But these shells aren't just interstellar eye candy. Planetary nebulae (so-called because astronomer William Herschel mistakenly thought they looked rather like gas giants such as Uranus, which he also discovered) can tell scientists much about the environment in which they were formed. Nebulae reflect their stars' individual characteristics, whether they're waltzing around in a binary pair and whether they have any orbiting planets tugging at them.
Still, planetary nebulae remain something of a mystery. So Rees and his Manchester colleague Albert Zijlstra used data from
Cataloging the different types of nebulae and studying their properties, the researchers began to notice something strange: More than half of the bipolar nebulae seemed to be aligned, even though they were separated by vast distances of many light-years amid the crowded galactic bulge.
"The surprise is that there's a relationship between things that are so widely separated," Rees said. "Now … how can we explain it?"
Other bipolar nebulae that sit closer to us, farther from the galactic center, are randomly oriented, not neatly arranged – which means there must be something going on in the bulge that's causing these nebulae to line up.
"This interaction between field and binarity dates back to the processes acting during the origin of the stars, a form of archaeomagnetism of the early Universe," the study authors wrote.
Translation: The nebulae's shared alignment points to "a powerful magnetic pull [in the galactic bulge] when they were formed," Rees said. "It's not necessarily there now."
Say you're holding a magnet near a bunch of scattered nails, and only some of the nails are magnetized. Only the magnetized nails will turn and point if you bring the magnet near, leaving the unmagnetized ones untouched.
That's sort of what could be happening here, astronomers say. The bipolar nebulae were probably two-star systems with strong magnetic fields -- like the magnetized nails, unable to resist a powerful magnetic force in the galactic bulge around when it was forming stars around 8-13 billion years ago. The elliptical nebulae, lacking this strong magnetic field, remained unmoved.
If you were to look at these bipolar nebulae along the plane of the galaxy, Rees said, they would look like hourglasses lying on their sides.

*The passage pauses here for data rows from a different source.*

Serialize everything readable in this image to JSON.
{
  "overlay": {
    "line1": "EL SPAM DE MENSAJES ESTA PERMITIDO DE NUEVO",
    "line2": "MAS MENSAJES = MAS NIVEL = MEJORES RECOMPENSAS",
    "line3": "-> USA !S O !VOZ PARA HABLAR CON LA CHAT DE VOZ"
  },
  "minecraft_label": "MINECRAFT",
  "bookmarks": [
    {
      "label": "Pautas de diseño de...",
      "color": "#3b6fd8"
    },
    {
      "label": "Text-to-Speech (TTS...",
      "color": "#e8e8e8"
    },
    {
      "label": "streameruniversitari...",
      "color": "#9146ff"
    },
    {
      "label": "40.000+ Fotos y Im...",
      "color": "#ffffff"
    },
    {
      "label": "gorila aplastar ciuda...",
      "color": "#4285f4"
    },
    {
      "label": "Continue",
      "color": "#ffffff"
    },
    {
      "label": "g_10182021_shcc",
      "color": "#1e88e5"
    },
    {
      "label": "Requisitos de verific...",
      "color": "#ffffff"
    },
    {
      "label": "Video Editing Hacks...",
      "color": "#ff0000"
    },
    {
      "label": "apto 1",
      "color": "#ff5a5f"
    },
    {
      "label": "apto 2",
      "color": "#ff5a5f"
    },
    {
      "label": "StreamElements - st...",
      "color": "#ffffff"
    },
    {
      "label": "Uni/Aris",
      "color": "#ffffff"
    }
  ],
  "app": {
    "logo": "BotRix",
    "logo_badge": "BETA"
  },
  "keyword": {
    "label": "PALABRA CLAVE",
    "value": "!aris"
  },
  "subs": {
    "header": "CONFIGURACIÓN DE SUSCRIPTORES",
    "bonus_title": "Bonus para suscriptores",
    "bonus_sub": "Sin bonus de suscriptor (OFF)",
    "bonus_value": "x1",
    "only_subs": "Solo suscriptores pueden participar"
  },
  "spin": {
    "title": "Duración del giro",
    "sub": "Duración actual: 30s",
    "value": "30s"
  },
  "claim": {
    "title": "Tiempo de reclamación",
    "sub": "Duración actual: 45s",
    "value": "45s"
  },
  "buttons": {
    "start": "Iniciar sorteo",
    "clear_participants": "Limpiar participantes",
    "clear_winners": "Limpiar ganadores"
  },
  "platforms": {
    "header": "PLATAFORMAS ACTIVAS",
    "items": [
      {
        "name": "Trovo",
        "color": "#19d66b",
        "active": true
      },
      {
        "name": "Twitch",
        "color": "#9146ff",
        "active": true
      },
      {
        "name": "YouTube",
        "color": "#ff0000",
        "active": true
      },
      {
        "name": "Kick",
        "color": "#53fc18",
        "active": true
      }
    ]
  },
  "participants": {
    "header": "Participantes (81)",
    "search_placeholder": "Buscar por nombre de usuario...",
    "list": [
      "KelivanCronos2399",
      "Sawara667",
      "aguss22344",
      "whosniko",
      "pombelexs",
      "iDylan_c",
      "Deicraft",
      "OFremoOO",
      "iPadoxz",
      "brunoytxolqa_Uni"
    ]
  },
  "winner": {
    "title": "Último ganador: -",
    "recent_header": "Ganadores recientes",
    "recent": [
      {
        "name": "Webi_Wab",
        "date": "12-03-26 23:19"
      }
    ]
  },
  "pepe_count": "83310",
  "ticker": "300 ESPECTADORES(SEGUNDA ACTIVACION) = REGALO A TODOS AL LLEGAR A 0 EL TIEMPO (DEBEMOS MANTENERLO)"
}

The findings could help "get confirmation in terms of the way the bipolar nebulae are formed, and provide some insight, possibly, on the way the bulge was formed," he said.